## EXERCISE OBJECTIVE
Identify and copy all lines of the material where the string "JSON" is found.

### MATERIAL FOR THIS EXERCISE

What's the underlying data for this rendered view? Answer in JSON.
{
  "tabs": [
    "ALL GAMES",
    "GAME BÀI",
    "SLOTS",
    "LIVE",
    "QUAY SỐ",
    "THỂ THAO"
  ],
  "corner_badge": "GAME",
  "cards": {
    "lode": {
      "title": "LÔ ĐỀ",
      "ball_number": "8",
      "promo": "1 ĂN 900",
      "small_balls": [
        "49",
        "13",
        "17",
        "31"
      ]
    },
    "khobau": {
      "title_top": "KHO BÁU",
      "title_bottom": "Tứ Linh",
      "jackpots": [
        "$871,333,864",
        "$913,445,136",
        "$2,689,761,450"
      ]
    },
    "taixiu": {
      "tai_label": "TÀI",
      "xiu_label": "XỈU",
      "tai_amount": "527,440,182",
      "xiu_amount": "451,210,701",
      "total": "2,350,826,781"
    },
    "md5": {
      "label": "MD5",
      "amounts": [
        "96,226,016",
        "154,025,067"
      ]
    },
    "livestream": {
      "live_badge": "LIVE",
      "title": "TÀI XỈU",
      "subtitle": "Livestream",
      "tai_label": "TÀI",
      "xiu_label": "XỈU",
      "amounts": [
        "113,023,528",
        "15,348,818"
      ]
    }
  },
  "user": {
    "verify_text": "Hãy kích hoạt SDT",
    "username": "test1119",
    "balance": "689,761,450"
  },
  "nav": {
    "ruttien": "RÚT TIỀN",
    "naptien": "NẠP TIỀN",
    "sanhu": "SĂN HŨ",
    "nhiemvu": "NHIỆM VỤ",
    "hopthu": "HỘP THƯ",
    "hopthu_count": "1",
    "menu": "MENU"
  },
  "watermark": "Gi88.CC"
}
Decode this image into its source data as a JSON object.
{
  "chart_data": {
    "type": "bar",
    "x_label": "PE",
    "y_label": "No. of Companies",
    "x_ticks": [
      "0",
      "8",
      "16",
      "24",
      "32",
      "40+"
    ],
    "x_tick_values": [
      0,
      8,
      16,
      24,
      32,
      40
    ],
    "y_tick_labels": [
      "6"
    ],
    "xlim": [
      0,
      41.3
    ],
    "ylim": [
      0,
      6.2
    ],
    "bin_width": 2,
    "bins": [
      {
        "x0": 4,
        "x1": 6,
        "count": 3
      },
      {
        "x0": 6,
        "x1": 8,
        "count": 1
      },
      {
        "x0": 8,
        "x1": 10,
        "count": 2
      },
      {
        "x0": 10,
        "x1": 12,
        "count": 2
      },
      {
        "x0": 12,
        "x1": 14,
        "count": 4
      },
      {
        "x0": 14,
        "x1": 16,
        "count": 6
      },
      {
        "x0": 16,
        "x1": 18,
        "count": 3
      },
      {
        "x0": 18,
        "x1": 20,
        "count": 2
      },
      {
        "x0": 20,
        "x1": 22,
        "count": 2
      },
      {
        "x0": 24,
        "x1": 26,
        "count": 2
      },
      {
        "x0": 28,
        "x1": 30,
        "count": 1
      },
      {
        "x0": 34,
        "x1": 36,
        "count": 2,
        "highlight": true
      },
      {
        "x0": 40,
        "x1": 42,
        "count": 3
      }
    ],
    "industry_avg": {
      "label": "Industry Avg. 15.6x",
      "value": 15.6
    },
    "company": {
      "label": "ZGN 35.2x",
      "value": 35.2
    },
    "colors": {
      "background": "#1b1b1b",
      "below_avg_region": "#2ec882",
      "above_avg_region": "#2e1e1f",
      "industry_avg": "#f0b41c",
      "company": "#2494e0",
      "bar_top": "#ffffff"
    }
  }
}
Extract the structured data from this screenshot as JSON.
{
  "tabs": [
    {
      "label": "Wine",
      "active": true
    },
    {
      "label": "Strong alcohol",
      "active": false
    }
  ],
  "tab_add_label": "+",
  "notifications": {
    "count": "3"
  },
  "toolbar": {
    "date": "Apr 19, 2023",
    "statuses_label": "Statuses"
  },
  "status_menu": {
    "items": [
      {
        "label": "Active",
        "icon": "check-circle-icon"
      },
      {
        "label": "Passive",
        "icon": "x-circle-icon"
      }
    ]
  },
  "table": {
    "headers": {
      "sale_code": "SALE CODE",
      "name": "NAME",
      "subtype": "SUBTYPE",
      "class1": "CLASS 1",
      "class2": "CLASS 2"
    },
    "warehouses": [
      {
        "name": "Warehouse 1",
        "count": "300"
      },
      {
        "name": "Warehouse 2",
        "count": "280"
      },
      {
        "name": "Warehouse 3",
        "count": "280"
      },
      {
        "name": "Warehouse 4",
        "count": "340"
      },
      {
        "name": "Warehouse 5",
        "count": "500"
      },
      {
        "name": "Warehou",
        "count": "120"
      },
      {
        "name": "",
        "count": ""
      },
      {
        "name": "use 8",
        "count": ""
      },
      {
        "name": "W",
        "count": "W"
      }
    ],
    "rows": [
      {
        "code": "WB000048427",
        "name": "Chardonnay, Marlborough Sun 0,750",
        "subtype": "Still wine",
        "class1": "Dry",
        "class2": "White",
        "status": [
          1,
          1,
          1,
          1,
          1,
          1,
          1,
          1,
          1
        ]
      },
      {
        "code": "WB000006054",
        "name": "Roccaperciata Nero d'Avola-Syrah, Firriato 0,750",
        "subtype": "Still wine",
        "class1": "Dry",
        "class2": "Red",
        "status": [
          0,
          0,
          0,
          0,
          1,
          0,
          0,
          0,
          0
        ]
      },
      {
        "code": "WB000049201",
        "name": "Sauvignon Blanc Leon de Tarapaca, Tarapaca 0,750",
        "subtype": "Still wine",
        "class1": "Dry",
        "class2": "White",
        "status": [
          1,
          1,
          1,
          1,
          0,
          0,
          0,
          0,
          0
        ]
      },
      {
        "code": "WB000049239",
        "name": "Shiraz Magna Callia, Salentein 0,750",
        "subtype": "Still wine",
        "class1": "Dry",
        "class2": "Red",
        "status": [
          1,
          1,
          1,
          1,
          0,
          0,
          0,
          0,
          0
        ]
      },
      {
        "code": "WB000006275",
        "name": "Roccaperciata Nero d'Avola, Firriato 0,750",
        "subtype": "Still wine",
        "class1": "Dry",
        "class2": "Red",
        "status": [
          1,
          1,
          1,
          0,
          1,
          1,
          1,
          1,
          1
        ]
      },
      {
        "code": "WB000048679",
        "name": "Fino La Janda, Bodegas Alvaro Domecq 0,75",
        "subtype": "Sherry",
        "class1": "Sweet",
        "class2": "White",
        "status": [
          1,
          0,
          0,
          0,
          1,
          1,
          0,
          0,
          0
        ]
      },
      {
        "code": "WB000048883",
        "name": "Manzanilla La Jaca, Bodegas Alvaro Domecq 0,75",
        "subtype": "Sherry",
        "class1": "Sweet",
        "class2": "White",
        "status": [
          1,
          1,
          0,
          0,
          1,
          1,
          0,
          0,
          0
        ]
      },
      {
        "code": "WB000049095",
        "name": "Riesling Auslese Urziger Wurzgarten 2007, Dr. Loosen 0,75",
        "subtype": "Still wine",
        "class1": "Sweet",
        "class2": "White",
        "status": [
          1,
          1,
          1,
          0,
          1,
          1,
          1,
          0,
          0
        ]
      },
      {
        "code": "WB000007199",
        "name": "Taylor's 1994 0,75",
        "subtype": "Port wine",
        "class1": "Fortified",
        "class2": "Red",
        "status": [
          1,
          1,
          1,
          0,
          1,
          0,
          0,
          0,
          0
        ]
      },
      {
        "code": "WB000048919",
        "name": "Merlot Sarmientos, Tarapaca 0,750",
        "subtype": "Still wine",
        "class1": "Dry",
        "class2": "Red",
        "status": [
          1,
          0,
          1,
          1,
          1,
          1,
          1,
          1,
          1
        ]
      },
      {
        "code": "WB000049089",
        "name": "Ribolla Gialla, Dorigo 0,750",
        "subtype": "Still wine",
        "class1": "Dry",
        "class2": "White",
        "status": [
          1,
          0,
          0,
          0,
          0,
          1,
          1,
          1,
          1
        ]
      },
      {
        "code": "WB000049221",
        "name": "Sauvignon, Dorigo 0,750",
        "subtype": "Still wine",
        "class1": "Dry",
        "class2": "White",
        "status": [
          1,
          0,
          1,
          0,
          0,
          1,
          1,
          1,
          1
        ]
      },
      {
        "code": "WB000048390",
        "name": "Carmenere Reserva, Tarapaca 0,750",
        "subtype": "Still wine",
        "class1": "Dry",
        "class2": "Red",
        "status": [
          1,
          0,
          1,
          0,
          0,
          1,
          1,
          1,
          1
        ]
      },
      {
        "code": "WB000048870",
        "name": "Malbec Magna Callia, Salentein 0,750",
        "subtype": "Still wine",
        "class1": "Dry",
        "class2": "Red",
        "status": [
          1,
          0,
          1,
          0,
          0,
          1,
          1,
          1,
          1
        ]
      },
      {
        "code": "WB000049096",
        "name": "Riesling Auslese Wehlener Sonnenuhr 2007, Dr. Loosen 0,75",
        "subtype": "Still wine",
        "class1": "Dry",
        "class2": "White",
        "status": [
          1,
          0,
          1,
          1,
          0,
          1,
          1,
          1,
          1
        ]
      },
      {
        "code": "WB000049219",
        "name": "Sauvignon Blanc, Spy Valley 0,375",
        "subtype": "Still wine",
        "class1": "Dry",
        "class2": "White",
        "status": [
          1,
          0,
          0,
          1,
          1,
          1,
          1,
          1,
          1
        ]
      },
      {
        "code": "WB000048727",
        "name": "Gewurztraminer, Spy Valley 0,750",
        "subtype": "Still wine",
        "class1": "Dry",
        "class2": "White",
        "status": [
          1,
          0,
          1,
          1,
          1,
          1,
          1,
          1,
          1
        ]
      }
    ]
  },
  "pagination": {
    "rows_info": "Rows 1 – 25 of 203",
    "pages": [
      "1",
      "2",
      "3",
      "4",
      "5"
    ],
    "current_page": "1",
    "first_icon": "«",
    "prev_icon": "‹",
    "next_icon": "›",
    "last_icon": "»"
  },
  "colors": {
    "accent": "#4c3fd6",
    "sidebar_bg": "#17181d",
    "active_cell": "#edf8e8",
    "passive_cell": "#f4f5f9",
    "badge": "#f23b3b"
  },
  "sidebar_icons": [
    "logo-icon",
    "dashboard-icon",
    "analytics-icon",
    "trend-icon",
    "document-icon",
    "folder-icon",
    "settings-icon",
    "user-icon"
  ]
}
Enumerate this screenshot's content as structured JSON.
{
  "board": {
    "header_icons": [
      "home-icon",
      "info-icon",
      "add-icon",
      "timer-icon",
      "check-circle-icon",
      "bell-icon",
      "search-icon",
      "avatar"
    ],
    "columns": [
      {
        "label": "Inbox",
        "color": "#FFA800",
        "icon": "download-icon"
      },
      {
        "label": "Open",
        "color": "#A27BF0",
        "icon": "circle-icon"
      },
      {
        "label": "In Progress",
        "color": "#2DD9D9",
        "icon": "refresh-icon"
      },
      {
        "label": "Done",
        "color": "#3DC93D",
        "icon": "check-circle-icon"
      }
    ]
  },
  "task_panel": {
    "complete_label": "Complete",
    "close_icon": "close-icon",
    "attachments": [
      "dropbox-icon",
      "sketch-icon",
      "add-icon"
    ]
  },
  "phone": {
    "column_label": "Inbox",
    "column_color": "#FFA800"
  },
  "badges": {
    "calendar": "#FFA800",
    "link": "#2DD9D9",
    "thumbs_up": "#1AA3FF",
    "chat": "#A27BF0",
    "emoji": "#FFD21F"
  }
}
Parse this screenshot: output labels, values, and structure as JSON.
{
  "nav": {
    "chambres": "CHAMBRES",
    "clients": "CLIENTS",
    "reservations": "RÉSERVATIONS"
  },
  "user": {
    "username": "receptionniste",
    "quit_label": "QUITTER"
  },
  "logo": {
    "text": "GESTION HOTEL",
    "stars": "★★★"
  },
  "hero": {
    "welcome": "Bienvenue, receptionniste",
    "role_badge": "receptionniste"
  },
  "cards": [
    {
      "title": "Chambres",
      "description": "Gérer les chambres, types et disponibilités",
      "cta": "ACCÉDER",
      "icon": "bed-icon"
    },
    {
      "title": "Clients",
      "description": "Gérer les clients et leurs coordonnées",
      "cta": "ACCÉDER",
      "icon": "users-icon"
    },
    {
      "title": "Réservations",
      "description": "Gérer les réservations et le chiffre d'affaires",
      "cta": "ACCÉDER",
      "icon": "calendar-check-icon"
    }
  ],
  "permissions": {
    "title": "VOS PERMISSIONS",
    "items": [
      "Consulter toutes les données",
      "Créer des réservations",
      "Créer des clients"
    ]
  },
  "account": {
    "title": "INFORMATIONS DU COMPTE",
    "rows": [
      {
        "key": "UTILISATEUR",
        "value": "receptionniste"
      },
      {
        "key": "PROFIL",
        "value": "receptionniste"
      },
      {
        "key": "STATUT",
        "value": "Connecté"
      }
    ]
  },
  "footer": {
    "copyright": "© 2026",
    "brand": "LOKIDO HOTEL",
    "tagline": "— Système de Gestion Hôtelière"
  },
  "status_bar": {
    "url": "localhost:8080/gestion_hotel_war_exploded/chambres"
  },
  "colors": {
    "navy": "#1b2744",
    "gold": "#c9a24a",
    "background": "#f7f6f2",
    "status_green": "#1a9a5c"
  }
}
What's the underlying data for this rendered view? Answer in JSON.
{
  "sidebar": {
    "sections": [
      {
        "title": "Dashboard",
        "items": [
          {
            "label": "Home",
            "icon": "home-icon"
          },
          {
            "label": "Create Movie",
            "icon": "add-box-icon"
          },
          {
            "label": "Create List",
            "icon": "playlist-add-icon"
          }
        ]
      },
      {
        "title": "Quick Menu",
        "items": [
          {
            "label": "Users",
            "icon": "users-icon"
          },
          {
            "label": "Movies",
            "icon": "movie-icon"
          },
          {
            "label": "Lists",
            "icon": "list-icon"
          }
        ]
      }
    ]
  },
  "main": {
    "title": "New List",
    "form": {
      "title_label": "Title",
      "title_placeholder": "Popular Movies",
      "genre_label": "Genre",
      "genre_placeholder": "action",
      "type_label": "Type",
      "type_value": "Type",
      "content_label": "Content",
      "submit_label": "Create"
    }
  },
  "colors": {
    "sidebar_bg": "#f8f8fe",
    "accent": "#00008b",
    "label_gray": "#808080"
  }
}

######

## TASK RESULT
What's the underlying data for this rendered view? Answer in JSON.
Decode this image into its source data as a JSON object.
Extract the structured data from this screenshot as JSON.
Enumerate this screenshot's content as structured JSON.
Parse this screenshot: output labels, values, and structure as JSON.
What's the underlying data for this rendered view? Answer in JSON.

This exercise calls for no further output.